== About this exercise ==
Within the entries below, every line containing "text" is to be copied.

== Information given ==
++++++

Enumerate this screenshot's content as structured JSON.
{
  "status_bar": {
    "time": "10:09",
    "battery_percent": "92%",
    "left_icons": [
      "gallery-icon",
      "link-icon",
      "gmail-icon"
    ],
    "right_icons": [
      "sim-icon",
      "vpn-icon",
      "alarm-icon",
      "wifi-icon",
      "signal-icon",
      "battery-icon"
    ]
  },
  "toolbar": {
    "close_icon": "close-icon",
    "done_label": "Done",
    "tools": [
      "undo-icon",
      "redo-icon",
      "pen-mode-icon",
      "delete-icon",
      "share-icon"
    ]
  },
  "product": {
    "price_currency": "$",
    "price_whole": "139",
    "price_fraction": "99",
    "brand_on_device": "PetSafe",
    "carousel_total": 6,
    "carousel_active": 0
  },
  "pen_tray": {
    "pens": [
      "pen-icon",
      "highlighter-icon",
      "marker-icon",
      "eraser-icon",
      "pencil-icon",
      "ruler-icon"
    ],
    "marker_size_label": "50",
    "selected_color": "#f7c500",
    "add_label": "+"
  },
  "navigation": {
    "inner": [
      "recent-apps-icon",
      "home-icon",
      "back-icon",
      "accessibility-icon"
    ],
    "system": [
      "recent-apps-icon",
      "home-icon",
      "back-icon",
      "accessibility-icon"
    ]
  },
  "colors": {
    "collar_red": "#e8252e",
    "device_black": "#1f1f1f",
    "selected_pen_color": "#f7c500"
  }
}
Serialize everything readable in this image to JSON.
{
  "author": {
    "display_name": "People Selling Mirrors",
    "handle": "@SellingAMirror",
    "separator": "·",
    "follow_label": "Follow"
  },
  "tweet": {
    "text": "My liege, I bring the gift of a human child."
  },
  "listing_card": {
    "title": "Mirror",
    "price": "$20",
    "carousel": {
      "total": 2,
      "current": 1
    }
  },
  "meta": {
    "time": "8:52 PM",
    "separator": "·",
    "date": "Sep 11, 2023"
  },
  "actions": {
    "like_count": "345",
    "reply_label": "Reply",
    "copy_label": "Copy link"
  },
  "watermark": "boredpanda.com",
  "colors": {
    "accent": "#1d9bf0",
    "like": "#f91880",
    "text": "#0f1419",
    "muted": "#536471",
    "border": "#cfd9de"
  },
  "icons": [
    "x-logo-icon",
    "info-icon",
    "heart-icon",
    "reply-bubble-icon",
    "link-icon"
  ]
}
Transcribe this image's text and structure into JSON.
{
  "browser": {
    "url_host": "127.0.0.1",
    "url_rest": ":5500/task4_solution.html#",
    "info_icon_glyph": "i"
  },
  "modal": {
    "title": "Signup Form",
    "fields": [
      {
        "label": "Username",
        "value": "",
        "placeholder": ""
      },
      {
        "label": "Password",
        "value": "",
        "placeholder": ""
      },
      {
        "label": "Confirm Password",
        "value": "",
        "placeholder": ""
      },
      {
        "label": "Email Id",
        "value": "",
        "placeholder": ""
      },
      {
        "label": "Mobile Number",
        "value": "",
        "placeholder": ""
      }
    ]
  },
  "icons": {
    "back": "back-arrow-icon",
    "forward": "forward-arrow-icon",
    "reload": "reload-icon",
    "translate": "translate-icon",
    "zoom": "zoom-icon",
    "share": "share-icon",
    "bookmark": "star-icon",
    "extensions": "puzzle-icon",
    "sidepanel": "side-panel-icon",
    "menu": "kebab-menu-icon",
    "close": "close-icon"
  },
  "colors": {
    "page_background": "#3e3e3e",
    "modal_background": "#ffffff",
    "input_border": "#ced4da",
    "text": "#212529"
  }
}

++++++

== Response to the task ==
    "text": "My liege, I bring the gift of a human child."
    "text": "#0f1419",
Transcribe this image's text and structure into JSON.
    "text": "#212529"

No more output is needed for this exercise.